Q: What sparked your interest in working at the Kinney Center?
“You get to work with kids, adolescents, and adults on the spectrum in different programs and work with them on what needs they have. I was interested in seeing what goes on and how ABA works because I remember going to Early Intervention, ABA, and other therapies as a kid. I kinda wanted to see what it was like to actually be the person, on the other side, doing this work.
Q: What do you enjoy most about working at the Kinney Center?
“I really find it interesting doing skills and working hands on with kids. I saw what I went through and I can see that ‘Wow, this really does help people’. Working hands on is amazing because I can see how the kids progress, how they grow up, and know that hopefully I did something to help them for their future.”
Q: How do you view the relationship between SJU and the Kinney Center?
“The Kinney Center has their own program with their own clients that don’t go to Saint Joes, but they align through the ASPIRE program. I found it amazing when I first started working there, how they do things to help students who go to school here.”
We would like to thank Tate for sharing his experiences and giving us first person insights into how autism is supported on SJU campus. The Kinney Center is doing amazing things for the SJU community and individuals on the autism spectrum. We are lucky to have them as a resource on campus, however, we shouldn’t stop there. The Kinney Center is a great example of an inclusive approach to accessibility, and they make it clear that accessibility can take many different forms, but the inclusion of all bodies in society is of the utmost importance. SJU should make it a priority to continue working towards new avenues for accessibility and inclusivity on campus to provide access to all past, present, and future members of our campus community.

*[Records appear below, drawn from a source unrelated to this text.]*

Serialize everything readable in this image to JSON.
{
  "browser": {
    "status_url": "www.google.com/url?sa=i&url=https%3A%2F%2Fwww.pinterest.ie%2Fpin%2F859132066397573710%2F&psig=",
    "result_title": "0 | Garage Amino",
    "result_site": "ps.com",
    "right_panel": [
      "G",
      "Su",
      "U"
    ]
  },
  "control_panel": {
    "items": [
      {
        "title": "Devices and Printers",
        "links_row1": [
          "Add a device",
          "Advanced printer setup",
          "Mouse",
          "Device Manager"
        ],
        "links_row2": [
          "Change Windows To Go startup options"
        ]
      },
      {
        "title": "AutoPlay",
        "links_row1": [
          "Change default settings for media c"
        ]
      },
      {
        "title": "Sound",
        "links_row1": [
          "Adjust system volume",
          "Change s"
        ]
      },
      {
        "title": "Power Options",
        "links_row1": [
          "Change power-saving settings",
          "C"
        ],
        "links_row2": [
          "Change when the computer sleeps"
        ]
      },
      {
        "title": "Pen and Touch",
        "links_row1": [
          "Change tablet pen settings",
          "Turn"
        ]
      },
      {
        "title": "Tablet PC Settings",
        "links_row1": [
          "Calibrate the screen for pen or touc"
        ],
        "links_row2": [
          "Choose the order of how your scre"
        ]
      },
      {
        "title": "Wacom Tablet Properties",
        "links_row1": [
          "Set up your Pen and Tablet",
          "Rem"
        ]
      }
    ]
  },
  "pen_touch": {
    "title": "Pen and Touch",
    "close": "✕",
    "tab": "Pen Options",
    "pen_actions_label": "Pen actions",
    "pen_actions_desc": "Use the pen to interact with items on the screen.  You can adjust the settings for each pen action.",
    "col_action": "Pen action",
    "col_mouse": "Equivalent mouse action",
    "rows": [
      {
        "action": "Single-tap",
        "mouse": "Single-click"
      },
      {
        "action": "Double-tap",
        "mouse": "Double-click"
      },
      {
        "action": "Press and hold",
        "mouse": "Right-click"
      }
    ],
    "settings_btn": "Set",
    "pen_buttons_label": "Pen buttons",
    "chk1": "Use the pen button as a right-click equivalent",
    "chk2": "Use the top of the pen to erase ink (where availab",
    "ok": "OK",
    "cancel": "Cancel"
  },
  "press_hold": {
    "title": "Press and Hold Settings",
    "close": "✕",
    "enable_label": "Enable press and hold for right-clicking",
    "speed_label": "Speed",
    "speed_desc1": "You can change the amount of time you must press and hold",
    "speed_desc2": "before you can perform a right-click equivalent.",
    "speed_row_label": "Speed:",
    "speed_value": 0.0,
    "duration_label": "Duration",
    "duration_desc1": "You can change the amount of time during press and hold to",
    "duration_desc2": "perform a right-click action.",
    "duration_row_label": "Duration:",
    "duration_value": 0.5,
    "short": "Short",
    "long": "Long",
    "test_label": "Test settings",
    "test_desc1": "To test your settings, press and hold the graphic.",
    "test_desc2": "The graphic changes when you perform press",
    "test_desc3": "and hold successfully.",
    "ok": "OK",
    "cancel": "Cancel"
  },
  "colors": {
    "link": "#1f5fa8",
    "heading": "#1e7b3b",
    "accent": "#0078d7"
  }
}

-Alexi Arias ’21, Shea Conboy ’21, Mariela Diaz ’20, Lauren Jett ’21